Exercise brief ->
Go line by line through the data and copy those with the word "label".

Data section ->

BEGIN

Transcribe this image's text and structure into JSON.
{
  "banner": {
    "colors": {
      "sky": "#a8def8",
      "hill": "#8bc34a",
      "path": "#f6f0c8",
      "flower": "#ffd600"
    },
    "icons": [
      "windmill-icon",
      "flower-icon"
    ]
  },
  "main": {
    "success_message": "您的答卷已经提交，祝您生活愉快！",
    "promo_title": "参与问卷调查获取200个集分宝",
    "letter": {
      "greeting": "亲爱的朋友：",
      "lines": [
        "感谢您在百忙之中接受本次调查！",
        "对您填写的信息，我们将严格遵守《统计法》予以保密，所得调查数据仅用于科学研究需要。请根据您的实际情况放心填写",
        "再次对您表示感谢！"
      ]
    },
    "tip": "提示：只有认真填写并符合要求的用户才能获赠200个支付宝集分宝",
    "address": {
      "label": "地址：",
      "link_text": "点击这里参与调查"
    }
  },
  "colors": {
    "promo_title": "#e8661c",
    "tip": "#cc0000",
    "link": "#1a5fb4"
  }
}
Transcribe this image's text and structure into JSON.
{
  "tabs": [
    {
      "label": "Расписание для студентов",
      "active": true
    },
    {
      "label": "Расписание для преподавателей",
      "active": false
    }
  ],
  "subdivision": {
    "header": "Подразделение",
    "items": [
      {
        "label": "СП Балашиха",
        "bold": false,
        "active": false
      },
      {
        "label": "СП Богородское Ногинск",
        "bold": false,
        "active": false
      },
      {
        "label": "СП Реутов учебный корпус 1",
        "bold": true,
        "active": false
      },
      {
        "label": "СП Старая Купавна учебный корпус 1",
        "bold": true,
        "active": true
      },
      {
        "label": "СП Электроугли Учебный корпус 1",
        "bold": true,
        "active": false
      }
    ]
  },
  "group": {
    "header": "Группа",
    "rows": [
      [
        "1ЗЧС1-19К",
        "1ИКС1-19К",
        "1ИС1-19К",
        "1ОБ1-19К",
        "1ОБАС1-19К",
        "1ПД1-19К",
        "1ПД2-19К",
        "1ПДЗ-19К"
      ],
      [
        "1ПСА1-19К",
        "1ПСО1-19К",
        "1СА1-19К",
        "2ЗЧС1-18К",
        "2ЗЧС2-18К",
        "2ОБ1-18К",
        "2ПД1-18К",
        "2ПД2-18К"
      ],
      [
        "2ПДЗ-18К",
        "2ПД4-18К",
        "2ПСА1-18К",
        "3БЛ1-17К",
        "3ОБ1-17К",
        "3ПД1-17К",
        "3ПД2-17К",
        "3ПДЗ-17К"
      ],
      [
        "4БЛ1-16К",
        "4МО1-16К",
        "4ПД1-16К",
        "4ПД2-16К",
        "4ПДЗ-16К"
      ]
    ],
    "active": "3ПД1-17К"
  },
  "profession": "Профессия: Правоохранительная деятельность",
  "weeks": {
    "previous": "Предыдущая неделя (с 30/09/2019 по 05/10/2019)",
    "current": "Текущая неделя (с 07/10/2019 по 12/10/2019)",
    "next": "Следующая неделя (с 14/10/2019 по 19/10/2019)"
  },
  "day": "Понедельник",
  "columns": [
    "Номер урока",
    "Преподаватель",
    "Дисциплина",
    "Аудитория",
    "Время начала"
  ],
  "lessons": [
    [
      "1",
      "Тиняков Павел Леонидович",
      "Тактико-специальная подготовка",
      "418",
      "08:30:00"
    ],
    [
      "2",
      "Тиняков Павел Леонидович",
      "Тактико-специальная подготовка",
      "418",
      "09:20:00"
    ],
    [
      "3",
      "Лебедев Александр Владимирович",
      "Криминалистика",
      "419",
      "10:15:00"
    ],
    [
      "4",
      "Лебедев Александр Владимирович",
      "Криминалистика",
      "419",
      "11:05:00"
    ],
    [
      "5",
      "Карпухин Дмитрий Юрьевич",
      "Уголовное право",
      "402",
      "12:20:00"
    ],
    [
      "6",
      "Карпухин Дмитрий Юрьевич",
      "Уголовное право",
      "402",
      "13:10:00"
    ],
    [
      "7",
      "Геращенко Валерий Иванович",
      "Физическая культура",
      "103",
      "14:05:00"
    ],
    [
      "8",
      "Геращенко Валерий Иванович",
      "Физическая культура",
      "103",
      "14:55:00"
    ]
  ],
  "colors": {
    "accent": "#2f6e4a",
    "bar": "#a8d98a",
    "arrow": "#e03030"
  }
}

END

Written response ->
      "label": "地址：",
      "label": "Расписание для студентов",
      "label": "Расписание для преподавателей",
        "label": "СП Балашиха",
        "label": "СП Богородское Ногинск",
        "label": "СП Реутов учебный корпус 1",
        "label": "СП Старая Купавна учебный корпус 1",
        "label": "СП Электроугли Учебный корпус 1",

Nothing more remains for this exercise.